Angle continues on the democratization theme with three reports on recent work: the politics of redistribution in Latin America under the continent’s transitions from authoritarianism to democracy over the last two decades (from our project on Latin America’s new development models, led for us by Giovanni Andrea Cornia); Zambia’s democratization experience and the role of foreign aid (under ReCom); and the impact of development assistance on Africa’s democratic transitions (also under ReCom). You will see many more of these research reports under RESEARCHAngle section appearing over the course of the year. With more than 1,200 working papers published during the last ten years, and 40 since the start of 2012, RESEARCHAngles should help you keep on top of our latest research findings.
In this issue, we provide a brief from a recent workshop 'Employment in Tunisia: What Do We Know? What is the Way Forward?' in Tunis organized by UNU-WIDER and the African Development Bank on employment in Tunisia. We will be doing much more on the employment issue over the coming year.
This month’s Angle includes a link to a video interview by Annett Victorero of the World Bank’s Michael Woolcock. Michael, a comrade in arms from my Manchester University days, provides a fascinating set of insights into development practice and scholarship, in his usual engaging and vigorous way.
Intellectual vigour and engagement is a hallmark of our international development conferences. On 28-29 September UNU-WIDER will be holding a conference on ‘Climate Change and Development Policy’, here in Helsinki. Our work on climate change continues to build up, including the role of aid and other climate change finance under the ReCom programme. If you are heading to Rio+20 in June, then you should try and catch up with our climate change research before you go.
As regards to my own travels, I am presently in Doha, Qatar, for UNCTAD XIII on trade and development. The conference provides a fascinating insight into the debate around global development, and the distribution of the benefits from trade, finance, and investment. Yesterday I participated in a panel aptly named ‘The World Turned Upside Down: the Rise of the South’ (organized by UNCTAD’s Richard Kozul-Wright), and before that on a panel on ‘Trade and Poverty’ (organized by former UNU-WIDER research fellow Amelia U. Santos-Paulino, now at UNCTAD, and an editor of a book on southern engines of growth in UNU-WIDER’s series with Oxford University Press). One key message from the conference is the importance of designing industrial policy in ways that promote better integration for the South into the global economy. UNU-WIDER’s ‘Learning to Compete’ project should be of help here, as no country can leave development entirely alone to the market if it is to maximize growth, reduce poverty, and adapt to climate change.
I return from the heat of Doha to the cool of Helsinki towards the end of the week.
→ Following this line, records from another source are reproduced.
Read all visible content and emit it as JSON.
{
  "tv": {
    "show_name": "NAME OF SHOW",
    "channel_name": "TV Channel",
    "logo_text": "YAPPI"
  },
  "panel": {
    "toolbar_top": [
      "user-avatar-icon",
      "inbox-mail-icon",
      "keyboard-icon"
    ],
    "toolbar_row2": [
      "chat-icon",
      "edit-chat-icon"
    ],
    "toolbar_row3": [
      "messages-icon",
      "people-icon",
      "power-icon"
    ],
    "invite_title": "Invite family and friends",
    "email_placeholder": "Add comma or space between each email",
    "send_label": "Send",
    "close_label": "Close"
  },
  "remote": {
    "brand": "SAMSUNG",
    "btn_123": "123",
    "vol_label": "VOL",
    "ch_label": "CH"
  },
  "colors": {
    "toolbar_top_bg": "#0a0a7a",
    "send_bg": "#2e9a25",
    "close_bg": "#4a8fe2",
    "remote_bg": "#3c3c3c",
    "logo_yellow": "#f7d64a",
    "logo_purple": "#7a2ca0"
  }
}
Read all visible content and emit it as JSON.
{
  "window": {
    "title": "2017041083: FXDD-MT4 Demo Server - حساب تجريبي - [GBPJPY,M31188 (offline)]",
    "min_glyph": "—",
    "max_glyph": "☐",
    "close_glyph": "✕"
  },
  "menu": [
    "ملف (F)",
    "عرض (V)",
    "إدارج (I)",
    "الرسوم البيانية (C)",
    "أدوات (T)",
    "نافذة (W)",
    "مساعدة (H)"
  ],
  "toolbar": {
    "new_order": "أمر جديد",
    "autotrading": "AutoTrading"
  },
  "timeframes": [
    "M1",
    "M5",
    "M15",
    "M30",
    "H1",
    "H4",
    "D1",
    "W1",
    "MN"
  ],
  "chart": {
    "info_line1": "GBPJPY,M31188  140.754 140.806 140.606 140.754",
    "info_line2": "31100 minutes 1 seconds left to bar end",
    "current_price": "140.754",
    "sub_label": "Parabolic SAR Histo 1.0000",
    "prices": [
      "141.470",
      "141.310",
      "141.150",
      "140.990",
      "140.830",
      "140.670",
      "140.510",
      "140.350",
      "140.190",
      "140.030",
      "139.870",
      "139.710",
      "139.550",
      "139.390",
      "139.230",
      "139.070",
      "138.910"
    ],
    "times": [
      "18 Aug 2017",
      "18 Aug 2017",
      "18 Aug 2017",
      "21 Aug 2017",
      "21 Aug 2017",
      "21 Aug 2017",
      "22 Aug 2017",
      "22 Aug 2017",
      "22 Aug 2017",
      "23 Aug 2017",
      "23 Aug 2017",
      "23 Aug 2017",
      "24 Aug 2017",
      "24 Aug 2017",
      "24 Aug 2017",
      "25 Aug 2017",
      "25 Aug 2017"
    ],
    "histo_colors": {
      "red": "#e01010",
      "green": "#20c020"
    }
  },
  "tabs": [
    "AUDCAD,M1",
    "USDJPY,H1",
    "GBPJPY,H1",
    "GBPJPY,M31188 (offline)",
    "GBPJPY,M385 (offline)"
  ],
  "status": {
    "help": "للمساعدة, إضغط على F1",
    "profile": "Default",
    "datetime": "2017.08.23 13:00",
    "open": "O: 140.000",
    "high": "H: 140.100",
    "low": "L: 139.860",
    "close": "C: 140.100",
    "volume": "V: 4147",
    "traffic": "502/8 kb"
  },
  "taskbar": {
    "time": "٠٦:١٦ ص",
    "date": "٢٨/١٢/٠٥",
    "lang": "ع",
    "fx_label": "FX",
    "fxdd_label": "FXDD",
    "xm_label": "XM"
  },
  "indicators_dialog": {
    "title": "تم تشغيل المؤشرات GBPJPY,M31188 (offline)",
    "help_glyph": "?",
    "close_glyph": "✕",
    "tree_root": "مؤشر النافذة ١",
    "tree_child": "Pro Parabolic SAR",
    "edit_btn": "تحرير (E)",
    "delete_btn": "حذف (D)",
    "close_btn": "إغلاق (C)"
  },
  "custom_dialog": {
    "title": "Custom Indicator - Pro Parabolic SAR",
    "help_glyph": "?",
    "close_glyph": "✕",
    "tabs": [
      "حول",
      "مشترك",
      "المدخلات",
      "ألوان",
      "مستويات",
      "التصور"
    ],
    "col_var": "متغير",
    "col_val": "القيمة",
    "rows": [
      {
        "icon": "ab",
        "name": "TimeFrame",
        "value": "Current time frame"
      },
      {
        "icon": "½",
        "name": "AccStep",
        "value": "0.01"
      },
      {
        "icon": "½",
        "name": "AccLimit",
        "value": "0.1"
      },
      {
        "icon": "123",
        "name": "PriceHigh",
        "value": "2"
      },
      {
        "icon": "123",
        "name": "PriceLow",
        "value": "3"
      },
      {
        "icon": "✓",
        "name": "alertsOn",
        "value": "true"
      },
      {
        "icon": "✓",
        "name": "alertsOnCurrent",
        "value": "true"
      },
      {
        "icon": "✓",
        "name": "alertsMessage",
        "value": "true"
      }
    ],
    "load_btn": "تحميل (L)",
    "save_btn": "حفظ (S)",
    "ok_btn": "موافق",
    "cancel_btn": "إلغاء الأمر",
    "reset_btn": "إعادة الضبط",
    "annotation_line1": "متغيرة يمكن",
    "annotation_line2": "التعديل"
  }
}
Angle too is back in May, when spring and then summer will have commenced, irrespective of any further rain or even snow showers.
Tony Addison is Chief Economist-Deputy Director, and Editor of WIDERAngle newsletter.